Data:
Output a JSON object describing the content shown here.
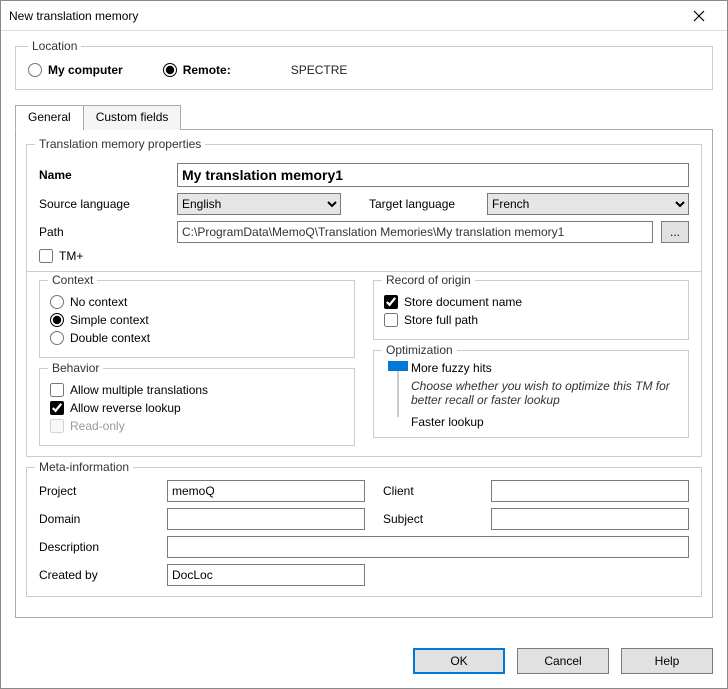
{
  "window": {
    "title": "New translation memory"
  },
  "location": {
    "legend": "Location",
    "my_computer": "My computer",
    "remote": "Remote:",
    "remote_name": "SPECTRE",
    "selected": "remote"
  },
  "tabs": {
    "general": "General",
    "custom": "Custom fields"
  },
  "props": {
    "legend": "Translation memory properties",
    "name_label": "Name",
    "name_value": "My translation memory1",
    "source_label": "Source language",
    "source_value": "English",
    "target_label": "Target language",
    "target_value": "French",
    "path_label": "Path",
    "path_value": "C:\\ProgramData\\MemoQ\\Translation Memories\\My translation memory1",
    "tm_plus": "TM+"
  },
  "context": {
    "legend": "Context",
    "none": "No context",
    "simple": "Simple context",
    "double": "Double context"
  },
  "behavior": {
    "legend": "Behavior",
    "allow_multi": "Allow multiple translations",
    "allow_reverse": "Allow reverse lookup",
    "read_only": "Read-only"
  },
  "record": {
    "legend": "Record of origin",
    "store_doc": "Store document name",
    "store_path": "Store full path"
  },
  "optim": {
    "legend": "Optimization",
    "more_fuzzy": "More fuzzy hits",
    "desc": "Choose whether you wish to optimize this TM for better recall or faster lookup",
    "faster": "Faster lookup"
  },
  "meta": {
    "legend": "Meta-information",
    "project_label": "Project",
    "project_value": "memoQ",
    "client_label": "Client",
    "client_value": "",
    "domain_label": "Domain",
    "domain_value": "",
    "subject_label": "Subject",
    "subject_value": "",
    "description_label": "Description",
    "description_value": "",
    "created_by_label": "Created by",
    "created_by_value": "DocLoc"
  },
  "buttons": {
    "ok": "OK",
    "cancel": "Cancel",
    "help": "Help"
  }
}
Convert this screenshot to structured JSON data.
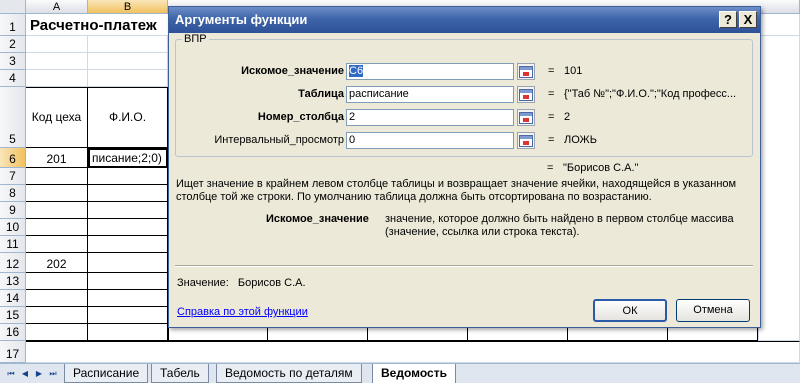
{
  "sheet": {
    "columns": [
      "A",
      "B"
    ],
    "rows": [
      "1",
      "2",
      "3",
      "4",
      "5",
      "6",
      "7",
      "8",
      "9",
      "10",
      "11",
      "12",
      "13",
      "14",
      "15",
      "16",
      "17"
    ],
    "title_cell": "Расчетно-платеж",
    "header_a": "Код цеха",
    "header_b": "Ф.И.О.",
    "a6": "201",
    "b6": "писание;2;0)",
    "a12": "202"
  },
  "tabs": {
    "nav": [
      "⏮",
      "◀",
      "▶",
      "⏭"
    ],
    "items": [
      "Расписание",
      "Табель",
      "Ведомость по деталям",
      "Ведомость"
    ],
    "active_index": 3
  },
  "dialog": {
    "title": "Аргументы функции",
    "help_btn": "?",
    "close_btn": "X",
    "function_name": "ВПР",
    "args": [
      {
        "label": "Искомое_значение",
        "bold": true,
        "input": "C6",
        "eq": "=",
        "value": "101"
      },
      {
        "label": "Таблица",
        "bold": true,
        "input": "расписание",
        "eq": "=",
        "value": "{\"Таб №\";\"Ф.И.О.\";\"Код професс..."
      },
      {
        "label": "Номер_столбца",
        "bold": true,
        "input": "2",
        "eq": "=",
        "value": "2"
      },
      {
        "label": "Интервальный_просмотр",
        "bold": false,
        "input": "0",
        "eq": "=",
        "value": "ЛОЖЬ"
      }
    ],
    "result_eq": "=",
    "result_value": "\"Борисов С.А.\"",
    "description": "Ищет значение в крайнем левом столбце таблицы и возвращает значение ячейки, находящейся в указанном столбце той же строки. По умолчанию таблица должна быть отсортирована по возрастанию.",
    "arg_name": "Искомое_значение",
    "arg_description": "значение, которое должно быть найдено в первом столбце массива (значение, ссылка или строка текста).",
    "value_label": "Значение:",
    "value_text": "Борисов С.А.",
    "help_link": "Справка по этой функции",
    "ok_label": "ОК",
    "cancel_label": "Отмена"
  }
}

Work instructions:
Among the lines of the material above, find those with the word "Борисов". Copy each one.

Answer for the task:
    "result_value": "\"Борисов С.А.\"",
    "value_text": "Борисов С.А.",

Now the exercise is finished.